Easy, safe and natural way to improve your digestion

Last Friday, I told you about the many health benefits of thyme. Today, I’m going to talk about ginger.

Like thyme, ginger adds a bold and tangy flavor to many dishes. In addition, it has been used for thousands of years in Chinese medicine, and for centuries in other herbal traditions for many medical conditions, including arthritis, indigestion, and motion sickness. More modern research shows it also helps with the nausea and vomiting associated with cancer chemotherapy.

Ginger can also help alleviate morning sickness during pregnancy. It stimulates and aids in digestion, through the smooth muscle of the GI tract, as well as stimulating and supporting muscle health. However, doctors discourage taking excessive ginger during the third trimester, since the muscle stimulation may contribute to uterine contractions and preterm labor.

One of ginger’s more surprising benefits is its ability to support weight loss by aiding fat burning and reducing food cravings. (So — if you are underweight, you may want to avoid it.)

In addition to its gastrointestinal and weight loss benefits, ginger also stimulates the circulation, increases blood flow, and “thins the blood.” These effects benefit many common health conditions — including dementia, diabetes, high blood pressure, and obesity. But people with hemophilia (a genetic blood clotting disorder) should avoid it. Hemophiliacs take medication to prevent excessive bleeding in the event of even small injuries, and ginger may interfere with these drugs.

Likewise, ginger may interfere with anticoagulant drugs, insulin, and certain medications for high blood pressure, such as beta-blockers. Consult with your doctor if you take any of these medications.

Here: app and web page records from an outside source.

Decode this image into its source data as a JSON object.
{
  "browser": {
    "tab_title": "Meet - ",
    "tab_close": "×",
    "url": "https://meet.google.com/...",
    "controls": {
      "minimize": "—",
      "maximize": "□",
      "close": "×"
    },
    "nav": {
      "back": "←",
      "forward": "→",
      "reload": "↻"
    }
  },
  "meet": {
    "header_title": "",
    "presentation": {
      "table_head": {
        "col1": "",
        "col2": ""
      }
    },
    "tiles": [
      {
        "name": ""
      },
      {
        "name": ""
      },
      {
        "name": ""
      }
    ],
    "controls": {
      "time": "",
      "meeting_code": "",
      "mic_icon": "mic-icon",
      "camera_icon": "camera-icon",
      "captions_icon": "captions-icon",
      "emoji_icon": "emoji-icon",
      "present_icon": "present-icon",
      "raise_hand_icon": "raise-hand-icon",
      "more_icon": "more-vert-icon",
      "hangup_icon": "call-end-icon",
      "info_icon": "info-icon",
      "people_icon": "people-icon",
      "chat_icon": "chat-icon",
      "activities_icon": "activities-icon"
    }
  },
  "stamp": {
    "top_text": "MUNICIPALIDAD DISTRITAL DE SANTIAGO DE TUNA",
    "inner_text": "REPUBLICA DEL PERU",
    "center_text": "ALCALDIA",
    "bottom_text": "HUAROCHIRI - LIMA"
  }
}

Of course, cayenne pepper, paprika (red) pepper, and turmeric (curcumin) all belong to the same botanical family as ginger, so you can incorporate these healthy spices as alternatives to ginger if you wish. You can also try sweet peppers. Sweet peppers commonly come in red, yellow and green. In Europe, they often come packaged with all three colors in a row. They call the package “traffic lights,” but don’t let that stop you.